The Kentucky Derby coverage appeared even less promising – the promos being run for some television host “on the catwalk” threw me completely. There’s a catwalk? Where, from the finish line to the winner’s circle? In the paddock? The only fashion I’m interested in are the silks and blinkers parading before the stands before post time. In the end, I went out and rode Final Call in the ninety minutes between the races, and went inside ten minutes before post.
Evans told the New York Times, that NBC “changed the way horse racing is presented.” And while horse racing certainly doesn’t need to be presented as a sport of hardened, gritty chain-smokers in a dimly lit, cavernous hall filled with television monitors (maybe the race tracks could make more of a effort not to, you know, actually look like this, just to help out) I strongly disagree that horse racing should be reduced to advertising for reality television and cooking shows, hosted by people that have never seen a race.
There’s so much beauty in racing, and it is strange to me that only racing fans¸ the supposed hardened, gritty chain-smokers, are the ones that see this.
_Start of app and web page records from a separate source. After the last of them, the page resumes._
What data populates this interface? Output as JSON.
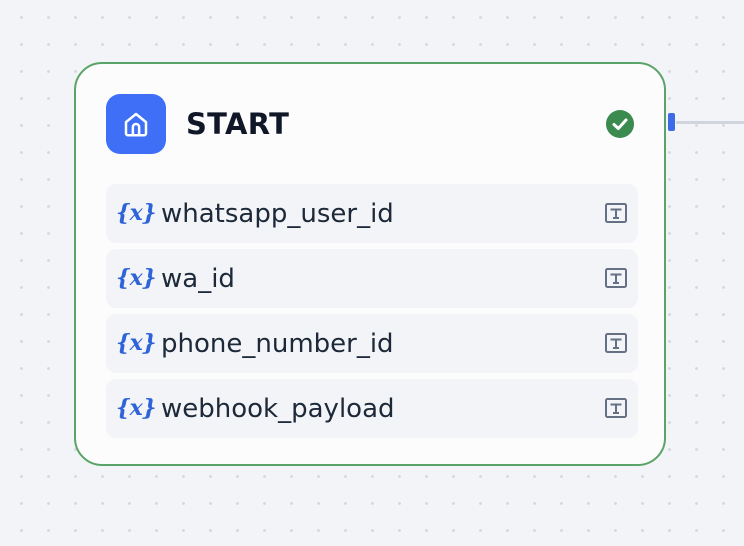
{
  "node": {
    "title": "START",
    "status_icon": "check-circle-icon",
    "header_icon": "home-icon",
    "variables": [
      {
        "icon": "{x}",
        "name": "whatsapp_user_id",
        "type_icon": "text-type-icon"
      },
      {
        "icon": "{x}",
        "name": "wa_id",
        "type_icon": "text-type-icon"
      },
      {
        "icon": "{x}",
        "name": "phone_number_id",
        "type_icon": "text-type-icon"
      },
      {
        "icon": "{x}",
        "name": "webhook_payload",
        "type_icon": "text-type-icon"
      }
    ]
  },
  "colors": {
    "accent": "#3e6ff6",
    "node_border": "#5aa469",
    "status_success": "#3b8a4f",
    "variable_icon": "#2f63d8"
  }
}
Why are we the only ones that see the hugs, arms wrapped around the necks of those vicious, dangerous racehorses, as they dangle their heads into the shedrow, looking expectantly for their next carrot? Why are we the only ones that appreciate the delicate balance of tack and horse, the bitting and bridling, the hoods and the blankets, that trainers use to attempt to cool hot hearts and fan the flames of delicate ones, to try to keep up with the vagaries of the racehorse mind? Why can only we see the skipping delight of a horse that loves a racetrack, or the impossible athleticism of the flying lead change? Do the networks and the racing executives truly believe that these elegant moments cannot be distilled for a network audience?
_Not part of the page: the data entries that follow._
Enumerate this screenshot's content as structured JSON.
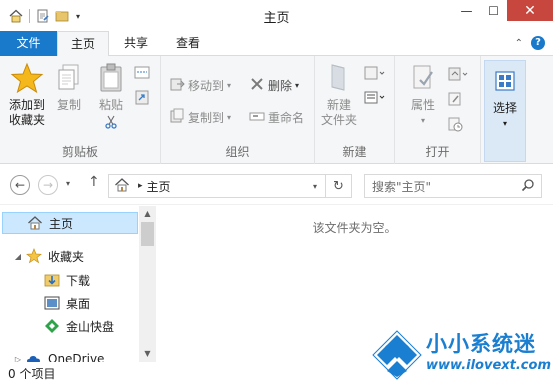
{
  "window": {
    "title": "主页"
  },
  "ribbon_tabs": {
    "file": "文件",
    "home": "主页",
    "share": "共享",
    "view": "查看"
  },
  "ribbon": {
    "clipboard": {
      "group": "剪贴板",
      "pin_line1": "添加到",
      "pin_line2": "收藏夹",
      "copy": "复制",
      "paste": "粘贴"
    },
    "organize": {
      "group": "组织",
      "move_to": "移动到",
      "copy_to": "复制到",
      "delete": "删除",
      "rename": "重命名"
    },
    "new": {
      "group": "新建",
      "new_folder_line1": "新建",
      "new_folder_line2": "文件夹"
    },
    "open": {
      "group": "打开",
      "properties": "属性"
    },
    "select": {
      "label": "选择"
    }
  },
  "address": {
    "crumb": "主页",
    "search_placeholder": "搜索\"主页\""
  },
  "nav": {
    "items": [
      {
        "label": "主页"
      },
      {
        "label": "收藏夹"
      },
      {
        "label": "下载"
      },
      {
        "label": "桌面"
      },
      {
        "label": "金山快盘"
      },
      {
        "label": "OneDrive"
      }
    ]
  },
  "content": {
    "empty_message": "该文件夹为空。"
  },
  "status": {
    "item_count": "0 个项目"
  },
  "watermark": {
    "title": "小小系统迷",
    "url": "www.ilovext.com"
  },
  "colors": {
    "accent": "#1979ca",
    "selection": "#cce8ff",
    "close": "#c7463d",
    "watermark": "#1a7fd1"
  }
}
Gloss over the horses, gloss over the people that love them and make them great, and gloss over the heart of racing. It continues to be a marginalized, stereotyped, sidelined sport. The glory days of racing were not just about the movie stars building racetracks and standing in the paddock in tailored clothes. They, too, were about the horses. Anyone who has seen the memorabilia from the early twentieth century can tell you that! No one bought a plate with a painting of War Admiral’s stately profile on it, or ceramic coasters with Seabiscuit’s face, because they wanted to remember the Top Chef competition that preceded the race. They admired the horse. Racing is about horses. Horses are one of the most loved and culturally significant animals in Western Civilization. I fail to see why this connection cannot be brought home to a television audience.
And for heaven’s sake, stop associating the leanest and meanest of Thoroughbreds with feather boas and cooking grits. Today a filly, tomorrow a Boss Mare, always a racehorse. Don’t talk down to a filly.